• **What is required**:
Lines below that include the word "thisisneverthat" should each be copied.

Dataset entries:
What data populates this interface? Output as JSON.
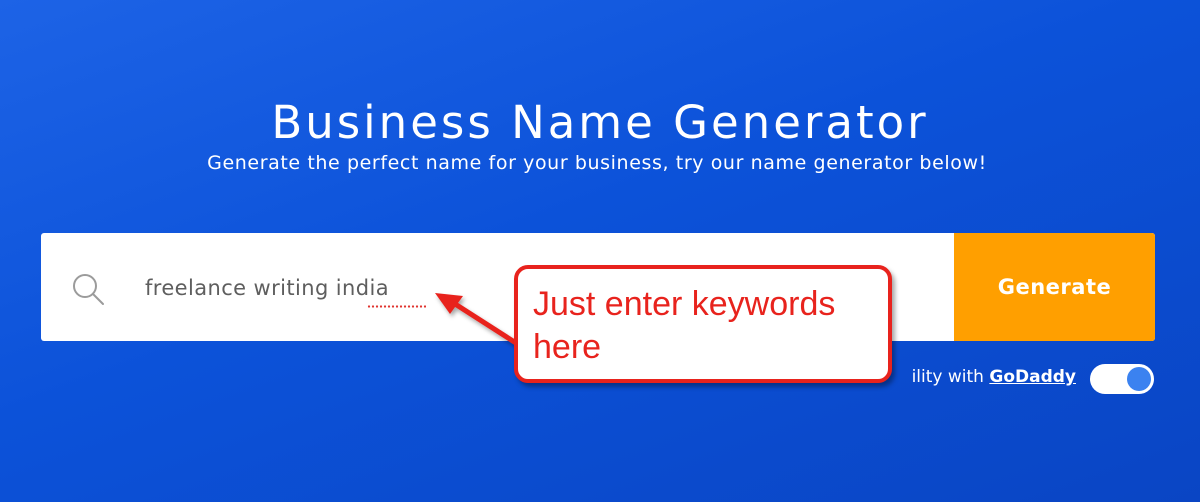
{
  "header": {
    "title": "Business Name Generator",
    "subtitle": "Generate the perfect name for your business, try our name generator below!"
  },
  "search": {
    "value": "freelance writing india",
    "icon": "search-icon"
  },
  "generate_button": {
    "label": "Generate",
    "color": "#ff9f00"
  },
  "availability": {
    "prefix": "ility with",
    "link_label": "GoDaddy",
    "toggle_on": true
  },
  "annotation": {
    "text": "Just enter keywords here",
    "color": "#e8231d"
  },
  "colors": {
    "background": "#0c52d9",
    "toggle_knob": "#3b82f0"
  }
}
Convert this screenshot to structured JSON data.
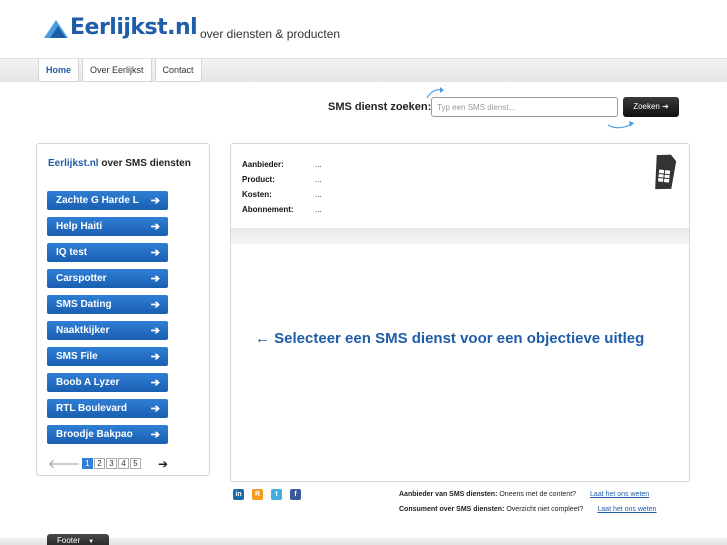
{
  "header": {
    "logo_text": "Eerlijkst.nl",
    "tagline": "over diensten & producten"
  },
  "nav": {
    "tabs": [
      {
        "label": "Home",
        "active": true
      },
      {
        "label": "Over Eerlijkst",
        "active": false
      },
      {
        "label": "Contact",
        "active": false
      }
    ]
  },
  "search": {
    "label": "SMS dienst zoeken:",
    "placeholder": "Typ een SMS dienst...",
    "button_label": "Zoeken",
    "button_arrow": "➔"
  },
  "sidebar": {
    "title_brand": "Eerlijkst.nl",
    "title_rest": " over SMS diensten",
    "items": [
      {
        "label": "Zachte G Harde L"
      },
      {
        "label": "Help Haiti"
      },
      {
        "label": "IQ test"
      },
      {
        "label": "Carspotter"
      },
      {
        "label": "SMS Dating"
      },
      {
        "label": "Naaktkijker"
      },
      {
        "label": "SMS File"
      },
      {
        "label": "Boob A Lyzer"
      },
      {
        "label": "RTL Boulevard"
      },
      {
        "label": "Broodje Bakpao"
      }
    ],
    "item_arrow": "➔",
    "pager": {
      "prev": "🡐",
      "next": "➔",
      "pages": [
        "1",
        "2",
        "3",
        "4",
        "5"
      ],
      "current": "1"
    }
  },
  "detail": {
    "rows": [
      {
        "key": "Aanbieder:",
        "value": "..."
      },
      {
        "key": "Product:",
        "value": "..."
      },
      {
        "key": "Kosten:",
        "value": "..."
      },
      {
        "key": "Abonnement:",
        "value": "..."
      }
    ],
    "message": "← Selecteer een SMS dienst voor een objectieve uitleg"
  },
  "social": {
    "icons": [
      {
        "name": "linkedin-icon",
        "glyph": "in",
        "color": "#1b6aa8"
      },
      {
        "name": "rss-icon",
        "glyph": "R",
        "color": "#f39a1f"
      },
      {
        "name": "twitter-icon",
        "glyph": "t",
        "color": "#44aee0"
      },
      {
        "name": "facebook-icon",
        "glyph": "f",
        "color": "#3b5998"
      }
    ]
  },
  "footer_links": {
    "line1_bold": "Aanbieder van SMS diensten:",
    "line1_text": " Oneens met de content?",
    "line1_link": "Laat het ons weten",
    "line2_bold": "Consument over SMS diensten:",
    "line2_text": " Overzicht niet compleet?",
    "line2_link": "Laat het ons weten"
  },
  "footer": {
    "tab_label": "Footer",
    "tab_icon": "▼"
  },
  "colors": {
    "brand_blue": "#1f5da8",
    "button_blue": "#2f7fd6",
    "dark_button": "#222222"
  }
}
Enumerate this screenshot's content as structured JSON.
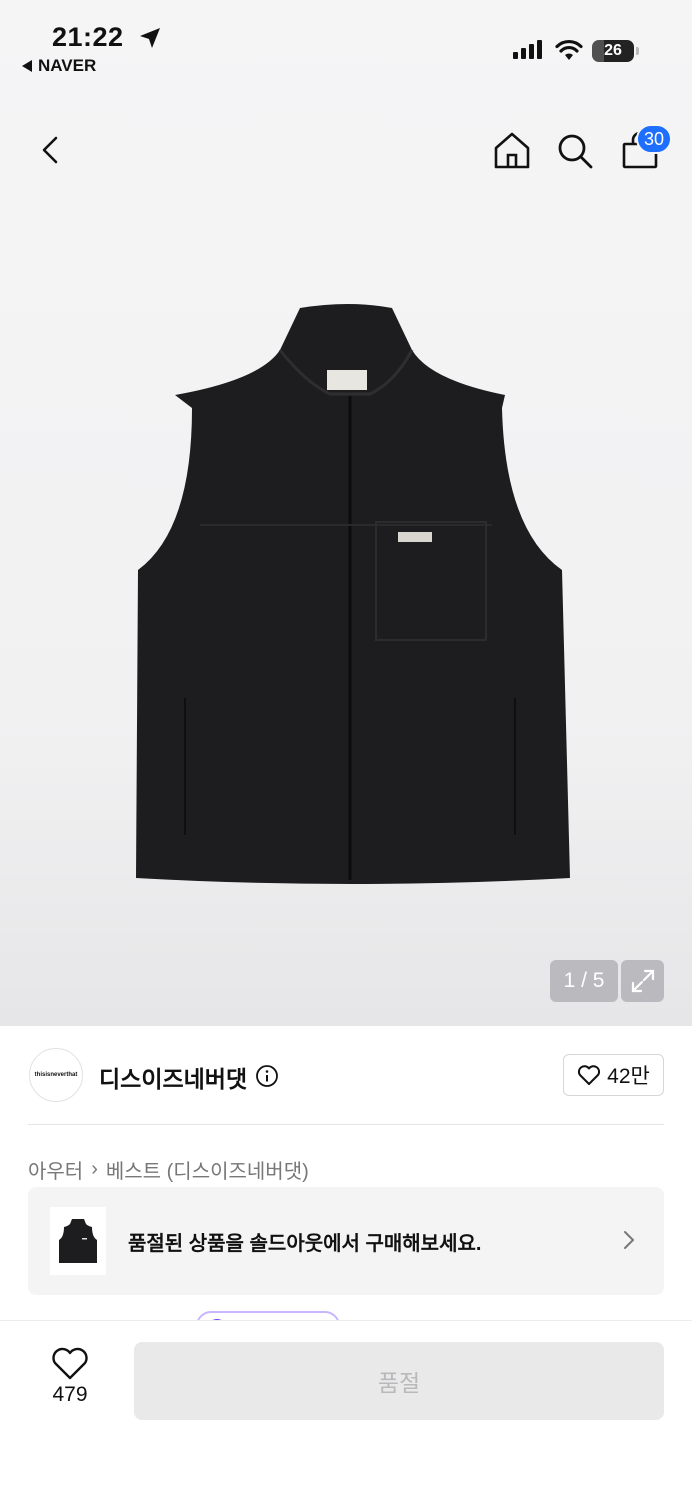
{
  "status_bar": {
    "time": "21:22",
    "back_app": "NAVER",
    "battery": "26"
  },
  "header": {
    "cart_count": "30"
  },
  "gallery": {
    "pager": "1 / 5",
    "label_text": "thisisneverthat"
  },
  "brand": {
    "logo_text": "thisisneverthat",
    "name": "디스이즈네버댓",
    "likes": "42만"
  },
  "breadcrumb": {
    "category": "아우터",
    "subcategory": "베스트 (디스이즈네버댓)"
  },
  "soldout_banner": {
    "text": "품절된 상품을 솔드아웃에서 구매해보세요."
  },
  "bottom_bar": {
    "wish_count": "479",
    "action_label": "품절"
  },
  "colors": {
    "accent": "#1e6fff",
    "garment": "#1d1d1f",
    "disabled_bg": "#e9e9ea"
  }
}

• **Expected answer**:
    "label_text": "thisisneverthat"
    "logo_text": "thisisneverthat",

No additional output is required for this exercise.